═══ Record excerpts ═══

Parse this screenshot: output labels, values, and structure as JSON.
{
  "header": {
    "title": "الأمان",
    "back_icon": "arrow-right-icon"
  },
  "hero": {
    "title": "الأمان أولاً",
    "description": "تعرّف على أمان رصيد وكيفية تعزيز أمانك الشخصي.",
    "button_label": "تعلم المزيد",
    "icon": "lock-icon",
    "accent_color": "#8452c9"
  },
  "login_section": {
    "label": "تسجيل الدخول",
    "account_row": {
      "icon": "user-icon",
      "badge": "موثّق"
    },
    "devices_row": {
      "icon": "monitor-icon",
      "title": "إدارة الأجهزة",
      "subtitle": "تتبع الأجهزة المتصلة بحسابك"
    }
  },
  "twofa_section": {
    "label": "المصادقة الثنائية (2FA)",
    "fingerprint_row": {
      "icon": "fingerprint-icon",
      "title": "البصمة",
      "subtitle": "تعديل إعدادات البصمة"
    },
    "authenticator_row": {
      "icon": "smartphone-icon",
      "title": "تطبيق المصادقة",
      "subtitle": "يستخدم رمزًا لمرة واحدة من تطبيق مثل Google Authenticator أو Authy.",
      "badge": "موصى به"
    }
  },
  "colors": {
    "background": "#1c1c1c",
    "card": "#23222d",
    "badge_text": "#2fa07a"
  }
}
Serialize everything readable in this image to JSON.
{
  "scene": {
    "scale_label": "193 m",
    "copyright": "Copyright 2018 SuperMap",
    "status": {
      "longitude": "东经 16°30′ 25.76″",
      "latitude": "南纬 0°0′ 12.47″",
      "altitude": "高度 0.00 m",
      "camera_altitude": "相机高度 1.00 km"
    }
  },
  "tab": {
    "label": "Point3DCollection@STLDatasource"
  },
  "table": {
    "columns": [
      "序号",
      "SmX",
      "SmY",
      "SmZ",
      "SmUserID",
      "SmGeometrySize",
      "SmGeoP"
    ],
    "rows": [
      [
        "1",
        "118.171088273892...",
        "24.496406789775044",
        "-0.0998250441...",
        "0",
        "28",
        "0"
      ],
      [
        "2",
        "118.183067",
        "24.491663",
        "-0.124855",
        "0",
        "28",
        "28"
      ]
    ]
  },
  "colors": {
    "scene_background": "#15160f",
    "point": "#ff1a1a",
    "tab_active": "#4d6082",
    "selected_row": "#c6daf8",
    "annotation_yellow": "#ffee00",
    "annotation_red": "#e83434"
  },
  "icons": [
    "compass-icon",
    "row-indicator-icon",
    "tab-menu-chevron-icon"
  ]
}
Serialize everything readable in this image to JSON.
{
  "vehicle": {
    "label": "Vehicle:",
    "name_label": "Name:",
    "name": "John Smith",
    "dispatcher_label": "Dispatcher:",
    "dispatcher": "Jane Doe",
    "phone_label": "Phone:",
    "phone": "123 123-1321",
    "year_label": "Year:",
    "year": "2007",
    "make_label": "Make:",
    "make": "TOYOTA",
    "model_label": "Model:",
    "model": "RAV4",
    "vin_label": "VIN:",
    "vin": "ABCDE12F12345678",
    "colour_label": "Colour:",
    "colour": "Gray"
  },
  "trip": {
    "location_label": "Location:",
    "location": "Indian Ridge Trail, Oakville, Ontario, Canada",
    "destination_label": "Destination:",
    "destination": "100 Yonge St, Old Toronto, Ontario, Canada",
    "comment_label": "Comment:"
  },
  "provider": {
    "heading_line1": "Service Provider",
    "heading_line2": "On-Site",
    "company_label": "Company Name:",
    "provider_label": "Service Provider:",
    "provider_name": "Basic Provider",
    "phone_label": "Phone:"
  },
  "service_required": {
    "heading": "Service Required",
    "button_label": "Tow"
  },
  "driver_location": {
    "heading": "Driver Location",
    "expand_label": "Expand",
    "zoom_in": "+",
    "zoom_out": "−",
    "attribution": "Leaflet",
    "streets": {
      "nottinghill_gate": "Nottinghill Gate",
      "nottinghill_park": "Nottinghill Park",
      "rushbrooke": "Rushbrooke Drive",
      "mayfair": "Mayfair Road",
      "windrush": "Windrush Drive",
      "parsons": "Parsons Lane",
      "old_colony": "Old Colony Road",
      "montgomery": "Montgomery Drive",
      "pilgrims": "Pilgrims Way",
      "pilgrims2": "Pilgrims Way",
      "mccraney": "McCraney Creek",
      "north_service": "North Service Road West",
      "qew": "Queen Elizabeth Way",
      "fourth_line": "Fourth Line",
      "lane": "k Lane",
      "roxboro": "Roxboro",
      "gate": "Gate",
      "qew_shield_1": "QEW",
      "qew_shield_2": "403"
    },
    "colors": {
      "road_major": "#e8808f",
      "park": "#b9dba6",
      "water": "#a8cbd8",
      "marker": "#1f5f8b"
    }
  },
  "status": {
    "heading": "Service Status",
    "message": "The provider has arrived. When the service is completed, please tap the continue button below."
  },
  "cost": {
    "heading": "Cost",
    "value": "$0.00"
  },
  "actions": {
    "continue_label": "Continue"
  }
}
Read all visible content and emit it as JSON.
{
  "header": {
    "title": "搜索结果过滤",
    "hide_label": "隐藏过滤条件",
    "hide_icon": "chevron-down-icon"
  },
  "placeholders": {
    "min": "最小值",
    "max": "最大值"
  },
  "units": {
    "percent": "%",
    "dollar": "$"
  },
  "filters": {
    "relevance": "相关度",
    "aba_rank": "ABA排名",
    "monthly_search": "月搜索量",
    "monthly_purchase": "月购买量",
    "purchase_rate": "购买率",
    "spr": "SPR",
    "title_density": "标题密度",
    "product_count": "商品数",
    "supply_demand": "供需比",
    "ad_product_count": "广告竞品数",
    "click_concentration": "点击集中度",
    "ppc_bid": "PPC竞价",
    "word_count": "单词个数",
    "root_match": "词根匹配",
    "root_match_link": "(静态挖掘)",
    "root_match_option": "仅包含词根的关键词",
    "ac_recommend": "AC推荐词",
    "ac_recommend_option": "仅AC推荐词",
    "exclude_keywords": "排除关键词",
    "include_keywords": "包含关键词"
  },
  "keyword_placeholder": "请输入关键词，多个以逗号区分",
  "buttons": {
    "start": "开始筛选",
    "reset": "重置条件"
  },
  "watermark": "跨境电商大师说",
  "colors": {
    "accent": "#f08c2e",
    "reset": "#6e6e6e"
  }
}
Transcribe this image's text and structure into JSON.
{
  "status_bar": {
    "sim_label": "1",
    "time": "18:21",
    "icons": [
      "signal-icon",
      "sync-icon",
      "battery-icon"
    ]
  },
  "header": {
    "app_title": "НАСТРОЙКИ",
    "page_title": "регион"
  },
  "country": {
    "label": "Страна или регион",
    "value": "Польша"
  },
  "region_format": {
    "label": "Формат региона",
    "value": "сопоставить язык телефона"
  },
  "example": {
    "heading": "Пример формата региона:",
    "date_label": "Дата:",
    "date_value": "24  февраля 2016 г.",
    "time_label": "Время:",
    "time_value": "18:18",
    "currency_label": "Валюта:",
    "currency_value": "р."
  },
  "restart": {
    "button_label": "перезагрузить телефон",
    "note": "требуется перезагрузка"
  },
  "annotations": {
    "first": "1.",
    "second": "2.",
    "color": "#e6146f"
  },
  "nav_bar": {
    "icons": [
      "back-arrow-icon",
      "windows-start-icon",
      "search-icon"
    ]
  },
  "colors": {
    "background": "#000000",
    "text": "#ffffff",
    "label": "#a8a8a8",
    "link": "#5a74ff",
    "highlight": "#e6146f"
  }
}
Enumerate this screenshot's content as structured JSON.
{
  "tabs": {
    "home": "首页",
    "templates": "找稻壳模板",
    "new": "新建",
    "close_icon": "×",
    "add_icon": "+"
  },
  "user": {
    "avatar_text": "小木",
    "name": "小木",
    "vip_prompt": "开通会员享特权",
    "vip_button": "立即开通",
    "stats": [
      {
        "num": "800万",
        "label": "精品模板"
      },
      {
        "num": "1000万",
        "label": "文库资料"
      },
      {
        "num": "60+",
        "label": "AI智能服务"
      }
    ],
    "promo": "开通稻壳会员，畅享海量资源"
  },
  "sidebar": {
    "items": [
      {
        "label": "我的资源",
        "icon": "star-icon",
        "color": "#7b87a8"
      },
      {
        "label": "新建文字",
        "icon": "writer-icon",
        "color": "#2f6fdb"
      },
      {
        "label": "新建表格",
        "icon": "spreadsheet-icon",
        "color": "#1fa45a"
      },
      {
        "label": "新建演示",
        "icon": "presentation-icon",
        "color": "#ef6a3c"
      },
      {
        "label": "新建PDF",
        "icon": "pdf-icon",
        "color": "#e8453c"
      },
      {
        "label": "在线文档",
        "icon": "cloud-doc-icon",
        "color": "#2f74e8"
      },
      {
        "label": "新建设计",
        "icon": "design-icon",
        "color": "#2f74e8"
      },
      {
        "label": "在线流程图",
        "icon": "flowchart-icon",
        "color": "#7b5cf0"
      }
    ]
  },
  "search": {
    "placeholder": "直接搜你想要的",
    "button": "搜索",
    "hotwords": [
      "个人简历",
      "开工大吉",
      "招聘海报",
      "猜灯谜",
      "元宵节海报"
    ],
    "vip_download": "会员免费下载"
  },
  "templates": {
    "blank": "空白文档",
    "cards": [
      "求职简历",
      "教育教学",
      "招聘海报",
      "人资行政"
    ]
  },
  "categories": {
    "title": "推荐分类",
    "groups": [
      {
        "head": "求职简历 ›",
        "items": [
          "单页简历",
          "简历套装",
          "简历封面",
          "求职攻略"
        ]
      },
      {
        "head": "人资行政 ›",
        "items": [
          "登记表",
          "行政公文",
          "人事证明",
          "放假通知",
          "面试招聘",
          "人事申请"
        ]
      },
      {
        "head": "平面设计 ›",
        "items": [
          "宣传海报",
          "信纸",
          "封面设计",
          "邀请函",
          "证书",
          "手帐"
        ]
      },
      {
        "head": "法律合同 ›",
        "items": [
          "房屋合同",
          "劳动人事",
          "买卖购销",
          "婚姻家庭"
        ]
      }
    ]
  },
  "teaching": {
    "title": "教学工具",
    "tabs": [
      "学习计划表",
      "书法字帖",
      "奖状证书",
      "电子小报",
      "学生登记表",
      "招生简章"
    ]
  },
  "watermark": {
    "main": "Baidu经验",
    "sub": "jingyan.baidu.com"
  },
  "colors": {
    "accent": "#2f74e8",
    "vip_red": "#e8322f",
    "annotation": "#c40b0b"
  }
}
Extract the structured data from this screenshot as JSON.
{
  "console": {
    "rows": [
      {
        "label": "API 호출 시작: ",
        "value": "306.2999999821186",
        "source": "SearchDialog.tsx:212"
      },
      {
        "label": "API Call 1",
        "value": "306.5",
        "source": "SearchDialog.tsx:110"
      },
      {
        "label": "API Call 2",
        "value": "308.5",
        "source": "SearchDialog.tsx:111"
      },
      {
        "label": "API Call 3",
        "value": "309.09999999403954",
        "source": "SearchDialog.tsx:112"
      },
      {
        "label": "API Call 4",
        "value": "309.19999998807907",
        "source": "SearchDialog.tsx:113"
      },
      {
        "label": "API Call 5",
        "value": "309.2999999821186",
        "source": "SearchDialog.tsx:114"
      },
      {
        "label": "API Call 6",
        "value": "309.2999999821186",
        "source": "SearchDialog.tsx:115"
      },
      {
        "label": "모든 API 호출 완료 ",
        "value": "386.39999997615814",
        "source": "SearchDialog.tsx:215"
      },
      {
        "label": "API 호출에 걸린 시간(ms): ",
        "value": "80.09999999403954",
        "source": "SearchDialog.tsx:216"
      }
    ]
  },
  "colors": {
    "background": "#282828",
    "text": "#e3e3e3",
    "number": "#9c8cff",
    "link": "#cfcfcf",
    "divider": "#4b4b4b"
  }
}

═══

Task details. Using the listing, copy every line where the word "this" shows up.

Answer space.
Parse this screenshot: output labels, values, and structure as JSON.
Serialize everything readable in this image to JSON.
Serialize everything readable in this image to JSON.
Transcribe this image's text and structure into JSON.
Enumerate this screenshot's content as structured JSON.
Extract the structured data from this screenshot as JSON.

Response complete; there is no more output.